◆ Instructions for the task: Work through the records below and copy every line that includes "icon".

Dataset extract: Begin

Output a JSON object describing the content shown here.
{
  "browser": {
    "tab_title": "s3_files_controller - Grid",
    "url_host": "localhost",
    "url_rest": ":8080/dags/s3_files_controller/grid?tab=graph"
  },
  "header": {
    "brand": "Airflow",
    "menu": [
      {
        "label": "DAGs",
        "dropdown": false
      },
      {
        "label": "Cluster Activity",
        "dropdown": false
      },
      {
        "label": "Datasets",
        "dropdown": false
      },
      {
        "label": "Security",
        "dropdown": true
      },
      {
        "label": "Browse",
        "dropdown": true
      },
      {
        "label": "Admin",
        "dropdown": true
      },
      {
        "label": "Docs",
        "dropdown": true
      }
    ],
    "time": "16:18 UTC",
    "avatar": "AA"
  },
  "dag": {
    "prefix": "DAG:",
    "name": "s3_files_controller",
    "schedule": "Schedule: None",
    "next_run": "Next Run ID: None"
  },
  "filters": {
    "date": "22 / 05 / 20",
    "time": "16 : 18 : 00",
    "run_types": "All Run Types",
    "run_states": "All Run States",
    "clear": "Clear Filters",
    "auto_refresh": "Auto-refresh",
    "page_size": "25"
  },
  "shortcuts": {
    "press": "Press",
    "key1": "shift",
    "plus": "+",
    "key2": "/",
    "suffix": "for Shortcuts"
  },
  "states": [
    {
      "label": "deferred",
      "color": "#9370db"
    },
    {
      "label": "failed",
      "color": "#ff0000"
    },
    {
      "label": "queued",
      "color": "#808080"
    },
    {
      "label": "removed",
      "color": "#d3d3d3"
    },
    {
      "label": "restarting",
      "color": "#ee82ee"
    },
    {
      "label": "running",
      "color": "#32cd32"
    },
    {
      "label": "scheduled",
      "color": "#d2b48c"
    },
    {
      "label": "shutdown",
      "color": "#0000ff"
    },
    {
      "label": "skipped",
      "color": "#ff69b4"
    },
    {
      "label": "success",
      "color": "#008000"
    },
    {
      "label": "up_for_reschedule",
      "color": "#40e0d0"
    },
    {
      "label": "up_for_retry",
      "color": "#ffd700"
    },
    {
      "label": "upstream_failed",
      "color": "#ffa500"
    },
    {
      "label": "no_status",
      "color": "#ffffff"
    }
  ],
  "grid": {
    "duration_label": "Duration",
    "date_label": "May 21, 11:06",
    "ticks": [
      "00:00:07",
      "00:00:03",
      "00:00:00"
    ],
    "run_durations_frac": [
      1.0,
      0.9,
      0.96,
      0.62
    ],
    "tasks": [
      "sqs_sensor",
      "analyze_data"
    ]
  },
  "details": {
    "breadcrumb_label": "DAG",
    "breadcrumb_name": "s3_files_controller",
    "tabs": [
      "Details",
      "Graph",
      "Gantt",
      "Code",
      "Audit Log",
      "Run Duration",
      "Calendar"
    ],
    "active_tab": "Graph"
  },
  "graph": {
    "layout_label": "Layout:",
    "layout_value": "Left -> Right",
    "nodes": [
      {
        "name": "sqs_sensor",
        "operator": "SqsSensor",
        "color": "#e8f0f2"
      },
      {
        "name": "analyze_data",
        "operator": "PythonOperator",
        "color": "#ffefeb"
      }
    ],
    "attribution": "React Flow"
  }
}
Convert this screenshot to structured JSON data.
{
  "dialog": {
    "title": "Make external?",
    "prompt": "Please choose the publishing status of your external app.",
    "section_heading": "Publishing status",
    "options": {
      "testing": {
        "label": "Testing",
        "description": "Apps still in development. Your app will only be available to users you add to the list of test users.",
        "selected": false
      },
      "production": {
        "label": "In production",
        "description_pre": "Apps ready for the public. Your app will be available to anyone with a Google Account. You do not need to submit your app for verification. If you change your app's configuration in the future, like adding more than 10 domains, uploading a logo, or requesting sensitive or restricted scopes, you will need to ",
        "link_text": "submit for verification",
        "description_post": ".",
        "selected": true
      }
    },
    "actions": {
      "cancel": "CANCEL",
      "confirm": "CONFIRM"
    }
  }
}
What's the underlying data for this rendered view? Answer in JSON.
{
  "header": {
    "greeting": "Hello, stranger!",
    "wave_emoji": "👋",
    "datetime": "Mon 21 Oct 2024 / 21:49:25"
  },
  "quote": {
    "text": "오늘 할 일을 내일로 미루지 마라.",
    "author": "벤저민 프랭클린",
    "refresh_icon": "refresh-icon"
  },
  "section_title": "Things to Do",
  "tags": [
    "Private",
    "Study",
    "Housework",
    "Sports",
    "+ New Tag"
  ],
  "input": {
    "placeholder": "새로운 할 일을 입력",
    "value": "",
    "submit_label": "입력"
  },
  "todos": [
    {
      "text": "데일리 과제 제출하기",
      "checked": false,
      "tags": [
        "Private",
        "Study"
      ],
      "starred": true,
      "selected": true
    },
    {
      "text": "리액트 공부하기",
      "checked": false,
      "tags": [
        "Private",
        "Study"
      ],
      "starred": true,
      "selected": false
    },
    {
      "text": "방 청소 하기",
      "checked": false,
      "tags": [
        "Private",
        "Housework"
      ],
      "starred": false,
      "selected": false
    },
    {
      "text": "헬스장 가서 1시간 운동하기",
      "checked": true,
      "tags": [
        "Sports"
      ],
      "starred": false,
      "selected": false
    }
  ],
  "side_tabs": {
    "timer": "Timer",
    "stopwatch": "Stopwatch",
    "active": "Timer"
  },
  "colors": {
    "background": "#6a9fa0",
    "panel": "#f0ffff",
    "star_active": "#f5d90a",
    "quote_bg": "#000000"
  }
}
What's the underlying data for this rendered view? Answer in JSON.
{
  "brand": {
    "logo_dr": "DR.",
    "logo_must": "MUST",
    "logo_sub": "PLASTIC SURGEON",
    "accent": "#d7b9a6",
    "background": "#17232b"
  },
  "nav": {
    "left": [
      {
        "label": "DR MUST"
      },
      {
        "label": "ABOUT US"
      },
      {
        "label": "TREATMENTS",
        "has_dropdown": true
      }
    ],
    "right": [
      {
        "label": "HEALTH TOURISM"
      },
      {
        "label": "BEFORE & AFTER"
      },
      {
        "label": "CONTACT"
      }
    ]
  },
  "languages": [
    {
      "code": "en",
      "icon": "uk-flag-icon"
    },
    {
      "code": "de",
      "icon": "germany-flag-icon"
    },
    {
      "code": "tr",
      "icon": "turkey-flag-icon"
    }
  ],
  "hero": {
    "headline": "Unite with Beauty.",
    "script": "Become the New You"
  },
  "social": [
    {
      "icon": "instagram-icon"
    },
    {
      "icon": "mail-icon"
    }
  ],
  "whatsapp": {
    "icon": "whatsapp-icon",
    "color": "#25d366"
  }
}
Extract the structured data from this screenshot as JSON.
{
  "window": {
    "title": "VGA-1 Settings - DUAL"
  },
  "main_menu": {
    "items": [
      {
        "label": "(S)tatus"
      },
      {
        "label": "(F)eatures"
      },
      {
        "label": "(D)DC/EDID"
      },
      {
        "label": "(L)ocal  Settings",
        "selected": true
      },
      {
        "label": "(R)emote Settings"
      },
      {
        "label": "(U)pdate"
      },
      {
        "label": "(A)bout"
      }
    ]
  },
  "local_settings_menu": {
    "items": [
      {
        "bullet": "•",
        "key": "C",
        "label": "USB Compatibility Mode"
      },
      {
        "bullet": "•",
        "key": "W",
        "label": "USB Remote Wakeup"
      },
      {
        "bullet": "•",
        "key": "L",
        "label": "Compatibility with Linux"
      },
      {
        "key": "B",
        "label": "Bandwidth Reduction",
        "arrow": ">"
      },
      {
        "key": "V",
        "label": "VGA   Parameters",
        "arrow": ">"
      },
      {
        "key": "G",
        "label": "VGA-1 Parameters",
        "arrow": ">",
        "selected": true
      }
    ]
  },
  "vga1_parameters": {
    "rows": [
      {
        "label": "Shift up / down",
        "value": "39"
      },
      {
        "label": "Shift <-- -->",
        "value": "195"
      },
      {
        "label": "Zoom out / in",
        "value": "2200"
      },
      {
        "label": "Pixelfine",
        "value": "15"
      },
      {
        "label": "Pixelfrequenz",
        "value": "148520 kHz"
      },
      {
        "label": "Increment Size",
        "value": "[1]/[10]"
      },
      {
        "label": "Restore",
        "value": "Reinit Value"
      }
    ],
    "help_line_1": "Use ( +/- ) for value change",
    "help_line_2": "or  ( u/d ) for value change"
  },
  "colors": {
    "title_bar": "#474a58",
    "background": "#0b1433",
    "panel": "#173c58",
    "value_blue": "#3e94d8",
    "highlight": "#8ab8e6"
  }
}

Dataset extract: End

◆ Result below:
    "refresh_icon": "refresh-icon"
      "icon": "uk-flag-icon"
      "icon": "germany-flag-icon"
      "icon": "turkey-flag-icon"
      "icon": "instagram-icon"
      "icon": "mail-icon"
    "icon": "whatsapp-icon",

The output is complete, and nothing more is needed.